### The task
Copy out the listing that follows exactly, dropping every picture.

### Given entries
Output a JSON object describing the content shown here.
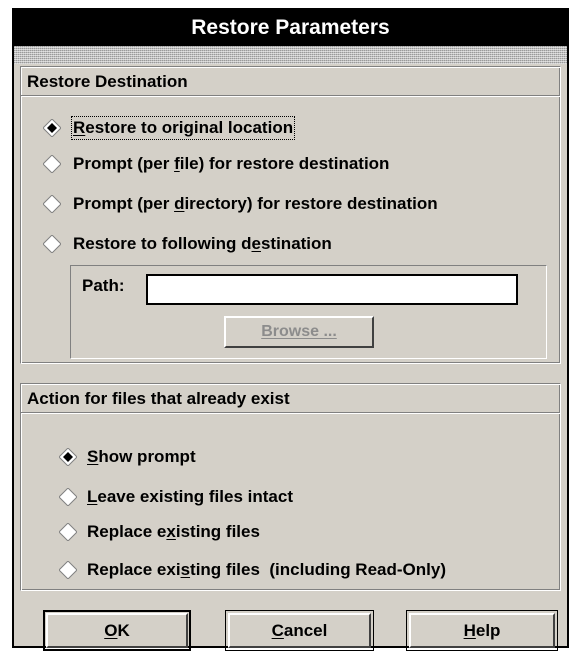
{
  "dialog": {
    "title": "Restore Parameters"
  },
  "destination": {
    "title": "Restore Destination",
    "options": [
      {
        "pre": "",
        "u": "R",
        "post": "estore to original location",
        "selected": true
      },
      {
        "pre": "Prompt (per ",
        "u": "f",
        "post": "ile) for restore destination",
        "selected": false
      },
      {
        "pre": "Prompt (per ",
        "u": "d",
        "post": "irectory) for restore destination",
        "selected": false
      },
      {
        "pre": "Restore to following d",
        "u": "e",
        "post": "stination",
        "selected": false
      }
    ],
    "path_label": "Path:",
    "path_value": "",
    "browse_label": "Browse ..."
  },
  "existing": {
    "title": "Action for files that already exist",
    "options": [
      {
        "pre": "",
        "u": "S",
        "post": "how prompt",
        "selected": true
      },
      {
        "pre": "",
        "u": "L",
        "post": "eave existing files intact",
        "selected": false
      },
      {
        "pre": "Replace e",
        "u": "x",
        "post": "isting files",
        "selected": false
      },
      {
        "pre": "Replace exi",
        "u": "s",
        "post": "ting files  (including Read-Only)",
        "selected": false
      }
    ]
  },
  "buttons": {
    "ok": {
      "pre": "",
      "u": "O",
      "post": "K"
    },
    "cancel": {
      "pre": "",
      "u": "C",
      "post": "ancel"
    },
    "help": {
      "pre": "",
      "u": "H",
      "post": "elp"
    }
  }
}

### Exercise output
Output a JSON object describing the content shown here.
{
  "dialog": {
    "title": "Restore Parameters"
  },
  "destination": {
    "title": "Restore Destination",
    "options": [
      {
        "pre": "",
        "u": "R",
        "post": "estore to original location",
        "selected": true
      },
      {
        "pre": "Prompt (per ",
        "u": "f",
        "post": "ile) for restore destination",
        "selected": false
      },
      {
        "pre": "Prompt (per ",
        "u": "d",
        "post": "irectory) for restore destination",
        "selected": false
      },
      {
        "pre": "Restore to following d",
        "u": "e",
        "post": "stination",
        "selected": false
      }
    ],
    "path_label": "Path:",
    "path_value": "",
    "browse_label": "Browse ..."
  },
  "existing": {
    "title": "Action for files that already exist",
    "options": [
      {
        "pre": "",
        "u": "S",
        "post": "how prompt",
        "selected": true
      },
      {
        "pre": "",
        "u": "L",
        "post": "eave existing files intact",
        "selected": false
      },
      {
        "pre": "Replace e",
        "u": "x",
        "post": "isting files",
        "selected": false
      },
      {
        "pre": "Replace exi",
        "u": "s",
        "post": "ting files  (including Read-Only)",
        "selected": false
      }
    ]
  },
  "buttons": {
    "ok": {
      "pre": "",
      "u": "O",
      "post": "K"
    },
    "cancel": {
      "pre": "",
      "u": "C",
      "post": "ancel"
    },
    "help": {
      "pre": "",
      "u": "H",
      "post": "elp"
    }
  }
}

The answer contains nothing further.